Aims of the series
Hosted at the Higher Education Academy in York, the one-day symposium will not only be of interest and relevance to the work of senior leaders and academic teaching staff, but also to those with a responsibility for shaping and supporting the wider university learning environment – i.e. estates and library services, as well as Student Unions. The aims of the symposium are:
- to provide an open and supportive environment within which to share and discuss contemporary practical and strategic programmes and initiatives in this priority area; and
- to begin to craft a principled, and evidence-informed, approach to devising subsequent support and guidance for future learning space design in higher education.
Intended format and call for contributions
The format of the symposium itself will comprise a series of short case study accounts (approx. 20 minutes in length), leaving room for wider exploration and discussion of the core and emergent themes. The HEA welcomes submissions outlining both completed and ‘work-in-progress’ innovations in devising and facilitating approaches to learning space design, practice and administration within these broad themes, as well as examples detailing wider institutional initiatives aimed at strategic and systemic change – including pedagogic and academic development.
In no more than 500 words, please position your case study against the three core themes of Space, Technology and Pedagogy by identifying the following:
- How does your case study contribute to/reflect the core themes of the symposium?
- What is the context/background for your study (discipline; generic issue; UG/PG; country(ies)?
- What is (are) the central issue(s) your case study responds to within this theme?
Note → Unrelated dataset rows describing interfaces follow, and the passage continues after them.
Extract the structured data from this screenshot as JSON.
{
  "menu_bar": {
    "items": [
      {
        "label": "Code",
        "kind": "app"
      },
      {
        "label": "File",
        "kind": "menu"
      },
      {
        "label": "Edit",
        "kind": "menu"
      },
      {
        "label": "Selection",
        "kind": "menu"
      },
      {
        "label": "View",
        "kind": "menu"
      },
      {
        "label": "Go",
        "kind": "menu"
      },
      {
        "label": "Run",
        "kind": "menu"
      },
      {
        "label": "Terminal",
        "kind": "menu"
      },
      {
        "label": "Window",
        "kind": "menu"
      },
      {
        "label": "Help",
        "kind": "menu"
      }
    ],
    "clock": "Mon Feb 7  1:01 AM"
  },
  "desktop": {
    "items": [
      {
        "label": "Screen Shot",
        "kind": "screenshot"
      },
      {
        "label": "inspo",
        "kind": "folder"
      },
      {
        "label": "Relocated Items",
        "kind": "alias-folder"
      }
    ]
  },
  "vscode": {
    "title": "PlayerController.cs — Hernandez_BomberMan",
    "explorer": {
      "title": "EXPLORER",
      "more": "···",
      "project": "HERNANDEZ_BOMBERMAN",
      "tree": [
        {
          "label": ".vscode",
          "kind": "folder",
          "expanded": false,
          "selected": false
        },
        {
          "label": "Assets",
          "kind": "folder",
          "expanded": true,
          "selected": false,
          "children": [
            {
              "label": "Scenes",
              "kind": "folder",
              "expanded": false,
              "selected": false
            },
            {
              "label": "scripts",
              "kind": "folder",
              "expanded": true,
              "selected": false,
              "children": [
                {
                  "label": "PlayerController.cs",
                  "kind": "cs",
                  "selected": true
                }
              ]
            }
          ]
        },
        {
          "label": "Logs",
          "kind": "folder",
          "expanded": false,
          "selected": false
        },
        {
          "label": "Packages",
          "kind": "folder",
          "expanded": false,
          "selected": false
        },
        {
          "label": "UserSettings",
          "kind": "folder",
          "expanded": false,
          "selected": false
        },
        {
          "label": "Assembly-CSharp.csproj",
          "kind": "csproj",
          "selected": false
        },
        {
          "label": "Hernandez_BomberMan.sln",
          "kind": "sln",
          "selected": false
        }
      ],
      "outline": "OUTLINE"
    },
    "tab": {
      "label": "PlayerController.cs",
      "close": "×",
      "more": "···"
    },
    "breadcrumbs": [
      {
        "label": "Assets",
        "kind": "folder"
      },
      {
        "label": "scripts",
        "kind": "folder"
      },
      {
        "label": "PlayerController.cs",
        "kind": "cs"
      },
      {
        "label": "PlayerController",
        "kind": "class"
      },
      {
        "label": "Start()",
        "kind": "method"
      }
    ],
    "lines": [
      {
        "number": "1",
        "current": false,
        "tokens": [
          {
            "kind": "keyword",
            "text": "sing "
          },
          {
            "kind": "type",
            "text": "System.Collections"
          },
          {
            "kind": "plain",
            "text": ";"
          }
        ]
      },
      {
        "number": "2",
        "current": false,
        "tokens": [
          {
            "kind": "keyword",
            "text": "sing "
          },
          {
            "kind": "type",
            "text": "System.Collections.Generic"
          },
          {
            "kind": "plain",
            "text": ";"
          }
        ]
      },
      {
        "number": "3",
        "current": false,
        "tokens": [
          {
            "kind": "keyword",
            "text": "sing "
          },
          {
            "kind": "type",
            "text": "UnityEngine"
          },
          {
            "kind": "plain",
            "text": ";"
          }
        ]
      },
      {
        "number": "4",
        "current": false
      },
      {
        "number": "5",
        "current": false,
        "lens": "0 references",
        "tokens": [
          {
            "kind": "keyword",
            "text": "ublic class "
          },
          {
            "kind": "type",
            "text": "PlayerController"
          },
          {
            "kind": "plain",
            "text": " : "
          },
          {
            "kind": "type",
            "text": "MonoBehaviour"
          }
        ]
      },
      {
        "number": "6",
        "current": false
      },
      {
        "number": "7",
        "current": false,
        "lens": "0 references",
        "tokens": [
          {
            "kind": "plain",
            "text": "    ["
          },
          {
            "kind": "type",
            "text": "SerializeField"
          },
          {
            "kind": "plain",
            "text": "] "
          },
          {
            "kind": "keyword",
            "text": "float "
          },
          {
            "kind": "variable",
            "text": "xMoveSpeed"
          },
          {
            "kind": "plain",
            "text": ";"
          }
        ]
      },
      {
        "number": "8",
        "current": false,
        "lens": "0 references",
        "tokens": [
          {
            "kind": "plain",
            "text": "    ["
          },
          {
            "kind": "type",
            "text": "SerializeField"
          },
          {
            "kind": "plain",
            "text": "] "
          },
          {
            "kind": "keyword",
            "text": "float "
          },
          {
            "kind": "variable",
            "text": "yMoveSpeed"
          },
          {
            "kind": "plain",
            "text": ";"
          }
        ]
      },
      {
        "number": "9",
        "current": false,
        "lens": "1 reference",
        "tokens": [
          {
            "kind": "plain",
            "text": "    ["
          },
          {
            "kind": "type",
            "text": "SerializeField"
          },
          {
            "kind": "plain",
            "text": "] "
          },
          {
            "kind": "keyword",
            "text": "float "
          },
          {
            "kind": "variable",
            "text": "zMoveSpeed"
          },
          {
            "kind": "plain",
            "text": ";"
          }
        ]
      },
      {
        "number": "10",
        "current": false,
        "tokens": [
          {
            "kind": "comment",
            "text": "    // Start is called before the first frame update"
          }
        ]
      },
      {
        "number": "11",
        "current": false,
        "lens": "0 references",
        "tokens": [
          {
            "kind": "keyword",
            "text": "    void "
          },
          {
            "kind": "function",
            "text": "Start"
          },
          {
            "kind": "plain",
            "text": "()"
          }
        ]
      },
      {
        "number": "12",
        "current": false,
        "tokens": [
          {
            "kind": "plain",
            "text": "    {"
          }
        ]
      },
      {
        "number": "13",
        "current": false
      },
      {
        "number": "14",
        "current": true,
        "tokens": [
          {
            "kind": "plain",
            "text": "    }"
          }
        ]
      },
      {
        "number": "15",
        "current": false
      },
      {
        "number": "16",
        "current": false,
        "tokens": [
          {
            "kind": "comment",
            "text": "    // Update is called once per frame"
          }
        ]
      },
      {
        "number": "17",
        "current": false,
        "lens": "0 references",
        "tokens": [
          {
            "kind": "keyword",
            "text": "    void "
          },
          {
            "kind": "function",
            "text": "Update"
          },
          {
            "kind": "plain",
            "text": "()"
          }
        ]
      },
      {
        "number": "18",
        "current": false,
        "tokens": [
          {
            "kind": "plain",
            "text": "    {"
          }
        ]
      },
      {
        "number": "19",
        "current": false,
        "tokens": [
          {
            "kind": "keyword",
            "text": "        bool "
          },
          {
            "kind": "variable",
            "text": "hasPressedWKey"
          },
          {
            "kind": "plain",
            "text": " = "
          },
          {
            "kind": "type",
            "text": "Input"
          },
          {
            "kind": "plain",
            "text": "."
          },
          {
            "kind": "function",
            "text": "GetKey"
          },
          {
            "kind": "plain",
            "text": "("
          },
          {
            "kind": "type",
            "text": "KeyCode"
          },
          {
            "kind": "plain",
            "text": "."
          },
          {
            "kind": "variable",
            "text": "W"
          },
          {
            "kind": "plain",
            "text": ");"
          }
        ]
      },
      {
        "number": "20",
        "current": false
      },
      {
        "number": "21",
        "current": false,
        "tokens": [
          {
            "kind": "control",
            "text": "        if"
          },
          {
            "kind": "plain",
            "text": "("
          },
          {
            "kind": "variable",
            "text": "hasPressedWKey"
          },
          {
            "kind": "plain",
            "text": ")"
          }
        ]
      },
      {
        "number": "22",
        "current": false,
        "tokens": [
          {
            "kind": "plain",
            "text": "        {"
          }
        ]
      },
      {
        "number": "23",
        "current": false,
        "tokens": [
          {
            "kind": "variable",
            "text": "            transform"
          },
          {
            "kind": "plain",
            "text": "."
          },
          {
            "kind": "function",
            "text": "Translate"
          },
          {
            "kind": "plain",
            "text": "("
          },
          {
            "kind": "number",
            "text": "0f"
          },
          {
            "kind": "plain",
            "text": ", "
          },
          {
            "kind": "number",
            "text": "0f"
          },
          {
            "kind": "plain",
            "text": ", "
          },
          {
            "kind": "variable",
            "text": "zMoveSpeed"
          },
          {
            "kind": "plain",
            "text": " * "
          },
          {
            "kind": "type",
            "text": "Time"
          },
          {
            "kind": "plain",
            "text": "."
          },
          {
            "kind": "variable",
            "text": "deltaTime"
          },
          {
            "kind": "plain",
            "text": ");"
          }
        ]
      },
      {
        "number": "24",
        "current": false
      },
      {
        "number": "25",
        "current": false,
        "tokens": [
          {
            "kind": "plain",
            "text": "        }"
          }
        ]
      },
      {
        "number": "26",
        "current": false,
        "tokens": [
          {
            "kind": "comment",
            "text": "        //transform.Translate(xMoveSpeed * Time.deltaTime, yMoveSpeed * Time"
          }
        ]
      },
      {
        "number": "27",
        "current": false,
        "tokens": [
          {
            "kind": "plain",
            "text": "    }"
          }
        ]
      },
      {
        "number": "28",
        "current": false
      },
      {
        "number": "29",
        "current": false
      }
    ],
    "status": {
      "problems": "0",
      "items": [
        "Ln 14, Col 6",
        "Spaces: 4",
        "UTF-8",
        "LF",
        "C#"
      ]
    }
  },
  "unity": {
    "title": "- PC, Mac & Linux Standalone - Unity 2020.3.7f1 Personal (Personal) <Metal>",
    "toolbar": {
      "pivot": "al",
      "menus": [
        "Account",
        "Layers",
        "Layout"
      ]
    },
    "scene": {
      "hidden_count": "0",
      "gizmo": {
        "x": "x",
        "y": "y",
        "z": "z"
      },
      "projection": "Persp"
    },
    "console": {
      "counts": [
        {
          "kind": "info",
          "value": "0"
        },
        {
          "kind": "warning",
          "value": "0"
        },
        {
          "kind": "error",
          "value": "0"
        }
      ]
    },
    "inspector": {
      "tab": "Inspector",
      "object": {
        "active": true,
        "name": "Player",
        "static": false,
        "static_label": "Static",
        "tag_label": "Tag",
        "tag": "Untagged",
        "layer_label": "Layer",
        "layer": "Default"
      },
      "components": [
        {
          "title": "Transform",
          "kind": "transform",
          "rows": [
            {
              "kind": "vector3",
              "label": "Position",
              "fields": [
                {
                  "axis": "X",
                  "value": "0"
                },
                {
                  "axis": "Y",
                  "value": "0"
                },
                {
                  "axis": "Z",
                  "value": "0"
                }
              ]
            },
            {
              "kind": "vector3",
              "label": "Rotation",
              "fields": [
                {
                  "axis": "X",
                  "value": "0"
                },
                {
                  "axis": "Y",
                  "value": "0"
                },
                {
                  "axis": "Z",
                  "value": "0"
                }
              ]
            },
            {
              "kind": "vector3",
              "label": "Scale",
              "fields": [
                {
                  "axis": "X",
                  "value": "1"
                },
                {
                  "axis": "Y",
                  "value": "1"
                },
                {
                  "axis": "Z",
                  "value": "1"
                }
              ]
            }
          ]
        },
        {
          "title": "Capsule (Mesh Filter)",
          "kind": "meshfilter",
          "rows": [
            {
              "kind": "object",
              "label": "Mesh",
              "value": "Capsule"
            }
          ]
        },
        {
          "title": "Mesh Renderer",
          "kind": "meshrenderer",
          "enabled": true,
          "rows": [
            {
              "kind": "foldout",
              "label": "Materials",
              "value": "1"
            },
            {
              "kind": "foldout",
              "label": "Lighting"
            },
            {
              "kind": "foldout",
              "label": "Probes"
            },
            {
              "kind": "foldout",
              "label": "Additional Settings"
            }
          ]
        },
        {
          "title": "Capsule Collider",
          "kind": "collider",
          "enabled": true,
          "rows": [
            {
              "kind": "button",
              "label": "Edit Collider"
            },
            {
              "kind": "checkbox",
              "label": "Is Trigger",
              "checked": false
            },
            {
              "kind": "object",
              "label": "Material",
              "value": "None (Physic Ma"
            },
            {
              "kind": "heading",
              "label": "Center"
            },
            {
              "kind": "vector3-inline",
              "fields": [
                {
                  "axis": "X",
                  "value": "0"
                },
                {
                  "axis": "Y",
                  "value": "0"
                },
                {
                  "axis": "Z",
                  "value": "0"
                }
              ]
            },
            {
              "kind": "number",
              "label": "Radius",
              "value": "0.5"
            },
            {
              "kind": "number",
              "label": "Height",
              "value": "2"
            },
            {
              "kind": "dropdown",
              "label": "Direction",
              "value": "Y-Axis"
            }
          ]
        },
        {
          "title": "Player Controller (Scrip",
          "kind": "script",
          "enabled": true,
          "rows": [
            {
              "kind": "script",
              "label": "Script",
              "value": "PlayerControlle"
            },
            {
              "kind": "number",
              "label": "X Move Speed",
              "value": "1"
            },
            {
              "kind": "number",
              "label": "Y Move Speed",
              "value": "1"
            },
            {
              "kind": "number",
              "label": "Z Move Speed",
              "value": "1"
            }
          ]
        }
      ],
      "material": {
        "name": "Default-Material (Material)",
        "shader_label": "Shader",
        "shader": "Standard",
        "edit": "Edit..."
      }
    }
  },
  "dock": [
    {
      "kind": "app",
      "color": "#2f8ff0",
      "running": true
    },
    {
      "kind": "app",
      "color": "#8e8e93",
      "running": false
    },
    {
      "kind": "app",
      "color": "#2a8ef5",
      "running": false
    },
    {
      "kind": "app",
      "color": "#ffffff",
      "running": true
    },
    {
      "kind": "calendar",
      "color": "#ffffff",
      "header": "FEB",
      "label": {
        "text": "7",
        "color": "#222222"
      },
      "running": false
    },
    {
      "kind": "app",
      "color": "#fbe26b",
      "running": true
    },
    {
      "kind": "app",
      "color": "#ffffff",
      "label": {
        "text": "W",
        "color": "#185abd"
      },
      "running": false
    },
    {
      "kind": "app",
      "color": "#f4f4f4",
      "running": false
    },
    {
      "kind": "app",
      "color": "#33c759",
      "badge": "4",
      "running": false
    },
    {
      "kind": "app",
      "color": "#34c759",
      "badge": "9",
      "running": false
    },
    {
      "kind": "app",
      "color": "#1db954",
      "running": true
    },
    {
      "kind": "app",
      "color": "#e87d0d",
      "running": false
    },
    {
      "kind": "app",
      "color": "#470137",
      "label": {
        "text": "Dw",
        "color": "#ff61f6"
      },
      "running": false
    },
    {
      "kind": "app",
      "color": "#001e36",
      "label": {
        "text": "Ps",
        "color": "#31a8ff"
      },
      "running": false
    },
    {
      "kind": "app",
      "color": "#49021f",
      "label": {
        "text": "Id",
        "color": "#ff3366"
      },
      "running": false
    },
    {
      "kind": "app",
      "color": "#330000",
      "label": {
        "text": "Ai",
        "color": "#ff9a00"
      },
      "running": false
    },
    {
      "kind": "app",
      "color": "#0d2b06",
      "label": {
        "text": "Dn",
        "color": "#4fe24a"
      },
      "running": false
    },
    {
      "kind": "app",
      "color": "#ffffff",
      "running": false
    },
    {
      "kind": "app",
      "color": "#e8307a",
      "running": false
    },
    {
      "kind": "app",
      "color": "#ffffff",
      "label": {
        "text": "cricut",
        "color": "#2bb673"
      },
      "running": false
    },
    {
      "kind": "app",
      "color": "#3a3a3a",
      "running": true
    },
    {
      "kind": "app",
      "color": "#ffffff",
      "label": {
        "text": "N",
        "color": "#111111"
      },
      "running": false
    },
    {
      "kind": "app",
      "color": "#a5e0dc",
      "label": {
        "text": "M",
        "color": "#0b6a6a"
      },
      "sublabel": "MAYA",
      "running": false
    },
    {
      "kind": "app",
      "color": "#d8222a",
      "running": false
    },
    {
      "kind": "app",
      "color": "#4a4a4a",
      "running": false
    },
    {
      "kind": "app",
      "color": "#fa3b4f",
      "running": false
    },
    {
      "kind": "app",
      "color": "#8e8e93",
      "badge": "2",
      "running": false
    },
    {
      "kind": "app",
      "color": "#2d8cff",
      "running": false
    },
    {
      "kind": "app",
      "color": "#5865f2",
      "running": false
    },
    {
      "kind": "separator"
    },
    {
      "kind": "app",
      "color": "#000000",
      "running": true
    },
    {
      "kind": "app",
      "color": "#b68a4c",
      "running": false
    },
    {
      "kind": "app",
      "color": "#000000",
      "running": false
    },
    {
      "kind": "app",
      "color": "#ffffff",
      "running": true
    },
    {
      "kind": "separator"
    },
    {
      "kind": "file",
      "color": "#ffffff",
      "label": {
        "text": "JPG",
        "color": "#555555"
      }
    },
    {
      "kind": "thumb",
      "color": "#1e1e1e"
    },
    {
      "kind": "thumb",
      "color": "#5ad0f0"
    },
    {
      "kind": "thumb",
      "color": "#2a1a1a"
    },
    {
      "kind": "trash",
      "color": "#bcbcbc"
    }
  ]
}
- What concepts, theories, approaches, frameworks, and/or previous examples have influenced your work?
- What is the approach/process you have undertaken in the case study?
- What are the findings and how has your initiative been evaluated?
- Can you outline the key messages from the work undertaken?
- How might the findings of the case study be transferred to other contexts?
- How could this work be developed further; what are the planning next steps for your initiative/work?
NB: Please be sure to include in your submission full contact and affiliate details for all contributors.
Submission Deadline date: February 16 2018
Submissions should be e-mailed to: Samuel.email@example.com
Presenters will be eligible for a discounted delegate rate of £180.
If you should have any questions or queries, please contact:
Dr. Sam Elkington (HEA Academic Lead for Assessment and Flexible Learning)
Secure your place
Who should attend?
The symposia series is intended for anyone – managers and leaders, academic and support staff – with an interest in and/or responsibility for flexible learning in higher education at all levels. It will be a useful forum to encourage the exchange and dissemination of different ways of thinking about flexible learning.
The symposium will feature a keynote presentation, followed by themed sessions showcasing case studies from the sector.
Delegates will have the opportunity to learn from leading practitioners in the sector, debate priority issues and learn from cutting-edge initiatives on flexible learning.
Who is delivering the symposium?
The symposium will be facilitated by Dr. Sam Elkington, HEA Academic Lead for Assessment and Feedback, in partnership with experienced HEA Associates.
York Science Park,